*Description of the task*
Work through the entries below and show every line in which "screen" is found.

*Given records*
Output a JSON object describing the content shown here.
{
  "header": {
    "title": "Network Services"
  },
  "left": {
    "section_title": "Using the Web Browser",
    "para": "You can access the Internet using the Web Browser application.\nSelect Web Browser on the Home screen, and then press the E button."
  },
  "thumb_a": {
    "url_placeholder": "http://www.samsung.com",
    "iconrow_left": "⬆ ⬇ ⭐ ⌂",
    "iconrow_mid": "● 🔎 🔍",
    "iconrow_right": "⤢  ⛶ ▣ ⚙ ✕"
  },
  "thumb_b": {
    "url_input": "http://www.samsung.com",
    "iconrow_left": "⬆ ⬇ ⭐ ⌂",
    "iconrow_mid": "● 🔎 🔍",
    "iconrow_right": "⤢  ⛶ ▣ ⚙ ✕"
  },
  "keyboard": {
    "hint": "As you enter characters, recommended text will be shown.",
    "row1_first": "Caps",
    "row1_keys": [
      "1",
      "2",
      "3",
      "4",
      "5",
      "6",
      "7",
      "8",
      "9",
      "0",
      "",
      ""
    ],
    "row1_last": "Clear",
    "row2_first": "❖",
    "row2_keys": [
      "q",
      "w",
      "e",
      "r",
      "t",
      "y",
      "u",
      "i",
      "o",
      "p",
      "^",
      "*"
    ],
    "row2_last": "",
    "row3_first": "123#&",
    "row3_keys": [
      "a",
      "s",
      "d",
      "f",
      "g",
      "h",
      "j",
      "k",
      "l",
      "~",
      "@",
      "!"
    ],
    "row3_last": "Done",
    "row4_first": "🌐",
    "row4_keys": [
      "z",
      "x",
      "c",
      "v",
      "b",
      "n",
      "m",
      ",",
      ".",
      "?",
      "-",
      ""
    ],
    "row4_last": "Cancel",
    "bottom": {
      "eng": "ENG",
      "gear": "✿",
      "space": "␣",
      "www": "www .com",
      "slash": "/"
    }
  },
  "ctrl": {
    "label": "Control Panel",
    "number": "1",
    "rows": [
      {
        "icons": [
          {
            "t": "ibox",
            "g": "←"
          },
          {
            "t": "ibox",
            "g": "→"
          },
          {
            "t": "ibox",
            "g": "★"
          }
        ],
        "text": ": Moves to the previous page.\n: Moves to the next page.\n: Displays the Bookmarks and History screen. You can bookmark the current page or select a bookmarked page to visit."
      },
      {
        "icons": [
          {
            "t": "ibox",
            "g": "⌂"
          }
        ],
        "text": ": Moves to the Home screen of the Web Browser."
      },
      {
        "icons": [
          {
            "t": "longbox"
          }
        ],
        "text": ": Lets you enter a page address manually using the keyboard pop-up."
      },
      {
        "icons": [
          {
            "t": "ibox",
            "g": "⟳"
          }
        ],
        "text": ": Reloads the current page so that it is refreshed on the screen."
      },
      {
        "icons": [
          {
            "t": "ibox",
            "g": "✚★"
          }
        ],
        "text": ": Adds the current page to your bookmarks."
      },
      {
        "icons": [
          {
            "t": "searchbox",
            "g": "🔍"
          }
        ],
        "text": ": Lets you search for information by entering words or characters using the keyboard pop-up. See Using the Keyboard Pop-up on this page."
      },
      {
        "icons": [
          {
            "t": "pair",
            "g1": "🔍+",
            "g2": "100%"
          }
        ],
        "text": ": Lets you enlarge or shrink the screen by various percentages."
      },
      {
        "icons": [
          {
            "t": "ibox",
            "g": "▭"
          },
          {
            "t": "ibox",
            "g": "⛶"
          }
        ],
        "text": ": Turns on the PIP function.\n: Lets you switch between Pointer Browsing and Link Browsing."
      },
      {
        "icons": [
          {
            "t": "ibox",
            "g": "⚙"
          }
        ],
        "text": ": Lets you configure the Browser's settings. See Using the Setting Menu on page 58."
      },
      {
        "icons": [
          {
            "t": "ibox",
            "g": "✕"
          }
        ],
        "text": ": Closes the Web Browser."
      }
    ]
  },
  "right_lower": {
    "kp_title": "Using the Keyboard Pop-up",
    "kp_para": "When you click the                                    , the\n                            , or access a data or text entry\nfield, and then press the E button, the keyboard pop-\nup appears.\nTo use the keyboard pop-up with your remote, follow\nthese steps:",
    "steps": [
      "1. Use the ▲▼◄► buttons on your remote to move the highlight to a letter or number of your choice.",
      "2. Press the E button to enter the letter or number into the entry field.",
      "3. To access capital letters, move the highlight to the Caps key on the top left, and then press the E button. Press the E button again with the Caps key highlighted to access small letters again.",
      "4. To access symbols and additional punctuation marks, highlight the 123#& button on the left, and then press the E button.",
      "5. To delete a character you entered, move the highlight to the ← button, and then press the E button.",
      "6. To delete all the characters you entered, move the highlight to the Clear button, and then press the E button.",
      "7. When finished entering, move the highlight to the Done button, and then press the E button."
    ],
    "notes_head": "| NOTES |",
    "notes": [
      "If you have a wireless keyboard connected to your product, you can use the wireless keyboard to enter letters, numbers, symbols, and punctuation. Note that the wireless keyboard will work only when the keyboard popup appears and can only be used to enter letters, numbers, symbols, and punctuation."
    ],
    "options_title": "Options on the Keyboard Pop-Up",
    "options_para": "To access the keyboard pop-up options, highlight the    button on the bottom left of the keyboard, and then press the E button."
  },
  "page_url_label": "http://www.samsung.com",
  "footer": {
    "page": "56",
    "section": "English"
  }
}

*Output below*
    "para": "You can access the Internet using the Web Browser application.\nSelect Web Browser on the Home screen, and then press the E button."
        "text": ": Moves to the previous page.\n: Moves to the next page.\n: Displays the Bookmarks and History screen. You can bookmark the current page or select a bookmarked page to visit."
        "text": ": Moves to the Home screen of the Web Browser."
        "text": ": Reloads the current page so that it is refreshed on the screen."
        "text": ": Lets you enlarge or shrink the screen by various percentages."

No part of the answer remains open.